[Excerpts from an interface dataset]
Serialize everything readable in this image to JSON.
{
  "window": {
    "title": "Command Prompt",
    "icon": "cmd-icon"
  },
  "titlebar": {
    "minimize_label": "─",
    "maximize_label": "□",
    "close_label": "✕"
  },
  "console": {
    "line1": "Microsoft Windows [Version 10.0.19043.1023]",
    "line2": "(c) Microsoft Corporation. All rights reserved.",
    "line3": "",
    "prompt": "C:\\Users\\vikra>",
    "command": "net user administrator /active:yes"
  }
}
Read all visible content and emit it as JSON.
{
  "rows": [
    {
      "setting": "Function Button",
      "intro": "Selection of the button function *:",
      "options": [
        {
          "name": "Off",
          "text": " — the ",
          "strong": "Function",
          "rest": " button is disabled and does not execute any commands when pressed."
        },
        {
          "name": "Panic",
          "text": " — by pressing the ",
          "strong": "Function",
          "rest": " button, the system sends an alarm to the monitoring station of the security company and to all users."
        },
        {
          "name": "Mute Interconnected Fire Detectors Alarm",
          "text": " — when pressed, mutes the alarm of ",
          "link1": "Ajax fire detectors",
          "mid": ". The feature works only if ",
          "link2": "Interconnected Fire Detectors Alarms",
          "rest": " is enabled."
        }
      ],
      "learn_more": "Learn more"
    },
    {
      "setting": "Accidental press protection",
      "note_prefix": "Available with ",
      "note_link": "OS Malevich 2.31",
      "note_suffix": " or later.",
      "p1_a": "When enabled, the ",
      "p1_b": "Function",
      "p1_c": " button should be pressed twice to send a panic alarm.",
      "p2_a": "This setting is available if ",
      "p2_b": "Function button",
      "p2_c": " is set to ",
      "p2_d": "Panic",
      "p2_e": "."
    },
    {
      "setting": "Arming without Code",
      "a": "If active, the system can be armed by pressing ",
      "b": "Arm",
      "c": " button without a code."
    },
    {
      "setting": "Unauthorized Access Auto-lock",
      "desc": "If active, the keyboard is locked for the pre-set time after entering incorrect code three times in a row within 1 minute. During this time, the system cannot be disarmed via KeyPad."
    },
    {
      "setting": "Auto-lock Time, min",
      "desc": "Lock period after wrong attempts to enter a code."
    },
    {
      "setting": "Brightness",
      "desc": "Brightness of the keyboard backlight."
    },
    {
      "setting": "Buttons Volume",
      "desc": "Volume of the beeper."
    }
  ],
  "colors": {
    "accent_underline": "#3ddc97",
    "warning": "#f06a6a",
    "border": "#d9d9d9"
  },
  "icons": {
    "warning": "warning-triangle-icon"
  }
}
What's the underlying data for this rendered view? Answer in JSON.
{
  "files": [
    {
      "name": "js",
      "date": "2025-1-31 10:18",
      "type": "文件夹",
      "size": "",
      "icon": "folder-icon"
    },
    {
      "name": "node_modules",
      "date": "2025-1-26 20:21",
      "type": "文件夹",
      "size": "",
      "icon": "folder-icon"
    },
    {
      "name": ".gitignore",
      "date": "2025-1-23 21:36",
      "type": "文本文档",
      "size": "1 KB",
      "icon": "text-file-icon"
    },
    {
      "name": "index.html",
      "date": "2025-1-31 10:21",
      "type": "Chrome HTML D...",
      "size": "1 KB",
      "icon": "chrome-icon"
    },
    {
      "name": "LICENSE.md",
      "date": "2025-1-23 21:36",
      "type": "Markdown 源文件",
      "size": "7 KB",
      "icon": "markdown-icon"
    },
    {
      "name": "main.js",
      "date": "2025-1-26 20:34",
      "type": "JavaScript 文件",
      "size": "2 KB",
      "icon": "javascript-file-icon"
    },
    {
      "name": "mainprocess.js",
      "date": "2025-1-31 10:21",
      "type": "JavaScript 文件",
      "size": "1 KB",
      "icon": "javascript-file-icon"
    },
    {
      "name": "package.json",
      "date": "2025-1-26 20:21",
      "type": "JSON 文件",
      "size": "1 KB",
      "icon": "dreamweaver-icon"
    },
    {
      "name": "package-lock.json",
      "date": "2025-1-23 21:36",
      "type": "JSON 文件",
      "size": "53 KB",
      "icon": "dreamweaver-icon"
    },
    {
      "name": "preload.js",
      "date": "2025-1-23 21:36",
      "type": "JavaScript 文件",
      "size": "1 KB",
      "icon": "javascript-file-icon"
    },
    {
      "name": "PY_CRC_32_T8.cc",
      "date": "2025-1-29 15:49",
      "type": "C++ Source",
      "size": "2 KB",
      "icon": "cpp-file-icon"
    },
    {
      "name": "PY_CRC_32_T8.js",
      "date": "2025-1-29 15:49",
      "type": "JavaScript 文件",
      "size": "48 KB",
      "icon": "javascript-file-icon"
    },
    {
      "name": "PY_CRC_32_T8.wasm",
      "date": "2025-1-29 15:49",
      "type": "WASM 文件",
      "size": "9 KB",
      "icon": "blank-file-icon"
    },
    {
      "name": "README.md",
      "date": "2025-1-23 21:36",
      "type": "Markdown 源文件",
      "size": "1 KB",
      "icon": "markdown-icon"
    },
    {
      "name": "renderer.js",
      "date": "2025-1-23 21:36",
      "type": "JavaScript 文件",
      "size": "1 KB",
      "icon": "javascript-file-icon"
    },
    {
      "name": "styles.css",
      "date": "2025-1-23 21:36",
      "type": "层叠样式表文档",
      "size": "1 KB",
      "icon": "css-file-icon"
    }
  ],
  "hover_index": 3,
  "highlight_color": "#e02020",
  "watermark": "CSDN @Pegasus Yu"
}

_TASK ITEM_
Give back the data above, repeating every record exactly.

_RESULT FOR THIS EXERCISE_
Serialize everything readable in this image to JSON.
{
  "window": {
    "title": "Command Prompt",
    "icon": "cmd-icon"
  },
  "titlebar": {
    "minimize_label": "─",
    "maximize_label": "□",
    "close_label": "✕"
  },
  "console": {
    "line1": "Microsoft Windows [Version 10.0.19043.1023]",
    "line2": "(c) Microsoft Corporation. All rights reserved.",
    "line3": "",
    "prompt": "C:\\Users\\vikra>",
    "command": "net user administrator /active:yes"
  }
}
Read all visible content and emit it as JSON.
{
  "rows": [
    {
      "setting": "Function Button",
      "intro": "Selection of the button function *:",
      "options": [
        {
          "name": "Off",
          "text": " — the ",
          "strong": "Function",
          "rest": " button is disabled and does not execute any commands when pressed."
        },
        {
          "name": "Panic",
          "text": " — by pressing the ",
          "strong": "Function",
          "rest": " button, the system sends an alarm to the monitoring station of the security company and to all users."
        },
        {
          "name": "Mute Interconnected Fire Detectors Alarm",
          "text": " — when pressed, mutes the alarm of ",
          "link1": "Ajax fire detectors",
          "mid": ". The feature works only if ",
          "link2": "Interconnected Fire Detectors Alarms",
          "rest": " is enabled."
        }
      ],
      "learn_more": "Learn more"
    },
    {
      "setting": "Accidental press protection",
      "note_prefix": "Available with ",
      "note_link": "OS Malevich 2.31",
      "note_suffix": " or later.",
      "p1_a": "When enabled, the ",
      "p1_b": "Function",
      "p1_c": " button should be pressed twice to send a panic alarm.",
      "p2_a": "This setting is available if ",
      "p2_b": "Function button",
      "p2_c": " is set to ",
      "p2_d": "Panic",
      "p2_e": "."
    },
    {
      "setting": "Arming without Code",
      "a": "If active, the system can be armed by pressing ",
      "b": "Arm",
      "c": " button without a code."
    },
    {
      "setting": "Unauthorized Access Auto-lock",
      "desc": "If active, the keyboard is locked for the pre-set time after entering incorrect code three times in a row within 1 minute. During this time, the system cannot be disarmed via KeyPad."
    },
    {
      "setting": "Auto-lock Time, min",
      "desc": "Lock period after wrong attempts to enter a code."
    },
    {
      "setting": "Brightness",
      "desc": "Brightness of the keyboard backlight."
    },
    {
      "setting": "Buttons Volume",
      "desc": "Volume of the beeper."
    }
  ],
  "colors": {
    "accent_underline": "#3ddc97",
    "warning": "#f06a6a",
    "border": "#d9d9d9"
  },
  "icons": {
    "warning": "warning-triangle-icon"
  }
}
What's the underlying data for this rendered view? Answer in JSON.
{
  "files": [
    {
      "name": "js",
      "date": "2025-1-31 10:18",
      "type": "文件夹",
      "size": "",
      "icon": "folder-icon"
    },
    {
      "name": "node_modules",
      "date": "2025-1-26 20:21",
      "type": "文件夹",
      "size": "",
      "icon": "folder-icon"
    },
    {
      "name": ".gitignore",
      "date": "2025-1-23 21:36",
      "type": "文本文档",
      "size": "1 KB",
      "icon": "text-file-icon"
    },
    {
      "name": "index.html",
      "date": "2025-1-31 10:21",
      "type": "Chrome HTML D...",
      "size": "1 KB",
      "icon": "chrome-icon"
    },
    {
      "name": "LICENSE.md",
      "date": "2025-1-23 21:36",
      "type": "Markdown 源文件",
      "size": "7 KB",
      "icon": "markdown-icon"
    },
    {
      "name": "main.js",
      "date": "2025-1-26 20:34",
      "type": "JavaScript 文件",
      "size": "2 KB",
      "icon": "javascript-file-icon"
    },
    {
      "name": "mainprocess.js",
      "date": "2025-1-31 10:21",
      "type": "JavaScript 文件",
      "size": "1 KB",
      "icon": "javascript-file-icon"
    },
    {
      "name": "package.json",
      "date": "2025-1-26 20:21",
      "type": "JSON 文件",
      "size": "1 KB",
      "icon": "dreamweaver-icon"
    },
    {
      "name": "package-lock.json",
      "date": "2025-1-23 21:36",
      "type": "JSON 文件",
      "size": "53 KB",
      "icon": "dreamweaver-icon"
    },
    {
      "name": "preload.js",
      "date": "2025-1-23 21:36",
      "type": "JavaScript 文件",
      "size": "1 KB",
      "icon": "javascript-file-icon"
    },
    {
      "name": "PY_CRC_32_T8.cc",
      "date": "2025-1-29 15:49",
      "type": "C++ Source",
      "size": "2 KB",
      "icon": "cpp-file-icon"
    },
    {
      "name": "PY_CRC_32_T8.js",
      "date": "2025-1-29 15:49",
      "type": "JavaScript 文件",
      "size": "48 KB",
      "icon": "javascript-file-icon"
    },
    {
      "name": "PY_CRC_32_T8.wasm",
      "date": "2025-1-29 15:49",
      "type": "WASM 文件",
      "size": "9 KB",
      "icon": "blank-file-icon"
    },
    {
      "name": "README.md",
      "date": "2025-1-23 21:36",
      "type": "Markdown 源文件",
      "size": "1 KB",
      "icon": "markdown-icon"
    },
    {
      "name": "renderer.js",
      "date": "2025-1-23 21:36",
      "type": "JavaScript 文件",
      "size": "1 KB",
      "icon": "javascript-file-icon"
    },
    {
      "name": "styles.css",
      "date": "2025-1-23 21:36",
      "type": "层叠样式表文档",
      "size": "1 KB",
      "icon": "css-file-icon"
    }
  ],
  "hover_index": 3,
  "highlight_color": "#e02020",
  "watermark": "CSDN @Pegasus Yu"
}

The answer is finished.